Celine’s hedgehog “firsts”: “I think a hedgehog was my first wildlife rescue, actually! I was in Year 8 and spotted a very small hedgehog walking around in broad daylight in late November. We took it in, fed it, and then took it to a local rescue. They told us it’s weight was critical and it wouldn’t have survived the winter without us picking it up, so 12-year-old me felt like a hero!”
Add your experiences here
Do Bethany, Jo and Celine’s hedgehog encounters make you feel like it’s something you’re keen to do? Here’s a glimpse of what a working day at Hedgehog Friendly Campus could be like for you.
“I am sure I can speak for the rest of the team when I say that every day is different,” Bethany says.
“Be it working on an internal project such as the HogBox, developing resources, supporting teams involved, delivering activities, communication management, auditing, attending events – the list goes on – there isn’t much that we don’t do! But it’s all for the benefit of hedgehogs and inspiring the next generation. That’s what makes it so worthwhile!”
And you can’t forget the people too. When asked about her standout experiences, Bethany answers, “I would have to say the entire process of a new team joining us, to achieving an award.”
She adds: “We meet so many people who start their journey not knowing anything about hedgehogs, to them becoming so aware of the difficulties that hedgehogs face and completely transform their grounds in order to help save them from extinction.
“We see lots of lovely photos and comments at the end of the year showing what everyone has been up to, and it honestly brings a tear to your eye to see people working so hard to make a real difference.

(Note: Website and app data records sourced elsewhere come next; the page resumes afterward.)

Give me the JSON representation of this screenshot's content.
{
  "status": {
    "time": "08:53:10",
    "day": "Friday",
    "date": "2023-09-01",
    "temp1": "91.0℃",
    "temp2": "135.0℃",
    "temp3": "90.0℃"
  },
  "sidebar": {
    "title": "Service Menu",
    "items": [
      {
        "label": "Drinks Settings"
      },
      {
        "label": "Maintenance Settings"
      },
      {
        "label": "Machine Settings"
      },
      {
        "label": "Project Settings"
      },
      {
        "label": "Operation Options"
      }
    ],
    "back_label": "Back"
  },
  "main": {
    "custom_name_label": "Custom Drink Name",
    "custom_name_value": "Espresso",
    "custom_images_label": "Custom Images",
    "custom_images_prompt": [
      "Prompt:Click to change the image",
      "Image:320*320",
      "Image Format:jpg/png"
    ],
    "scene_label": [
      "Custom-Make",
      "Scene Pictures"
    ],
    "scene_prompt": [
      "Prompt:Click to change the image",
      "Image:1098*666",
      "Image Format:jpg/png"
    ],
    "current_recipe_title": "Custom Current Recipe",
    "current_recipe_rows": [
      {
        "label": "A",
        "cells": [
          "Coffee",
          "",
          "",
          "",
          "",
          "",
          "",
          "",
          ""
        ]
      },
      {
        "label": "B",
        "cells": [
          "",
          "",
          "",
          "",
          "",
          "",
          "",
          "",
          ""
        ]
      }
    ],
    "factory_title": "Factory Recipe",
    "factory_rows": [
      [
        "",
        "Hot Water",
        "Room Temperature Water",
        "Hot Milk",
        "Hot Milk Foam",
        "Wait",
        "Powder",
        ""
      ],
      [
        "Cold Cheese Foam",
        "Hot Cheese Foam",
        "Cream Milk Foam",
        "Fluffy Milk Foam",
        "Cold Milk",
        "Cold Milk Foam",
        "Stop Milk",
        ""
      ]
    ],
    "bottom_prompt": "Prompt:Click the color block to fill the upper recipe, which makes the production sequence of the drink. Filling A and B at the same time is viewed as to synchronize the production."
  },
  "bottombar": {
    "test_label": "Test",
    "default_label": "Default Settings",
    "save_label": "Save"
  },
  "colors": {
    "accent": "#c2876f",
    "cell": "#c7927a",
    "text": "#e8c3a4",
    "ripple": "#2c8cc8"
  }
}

We’re very proud of all our teams and volunteers!”
The good news
“We have a few FE college spaces left for this year. If you are interested in getting involved, please sign up here,” Bethany suggests.
She also recommends a few other resources you can use to find out more about hedgehogs and hedgehog-related causes:
And of course, you can find Hedgehog Friendly Campus here.
Before you go
Bethany shares a few important reminders:
• Watch out for tiny hedgehogs
“Hedgehogs will be having babies this time of year, so it’s vital that you stay well away from a hedgehog nest. If you disturb it, mum may abandon or eat her babies.”
• You can ask for assistance
Photos courtesy of Hedgehog Friendly Campus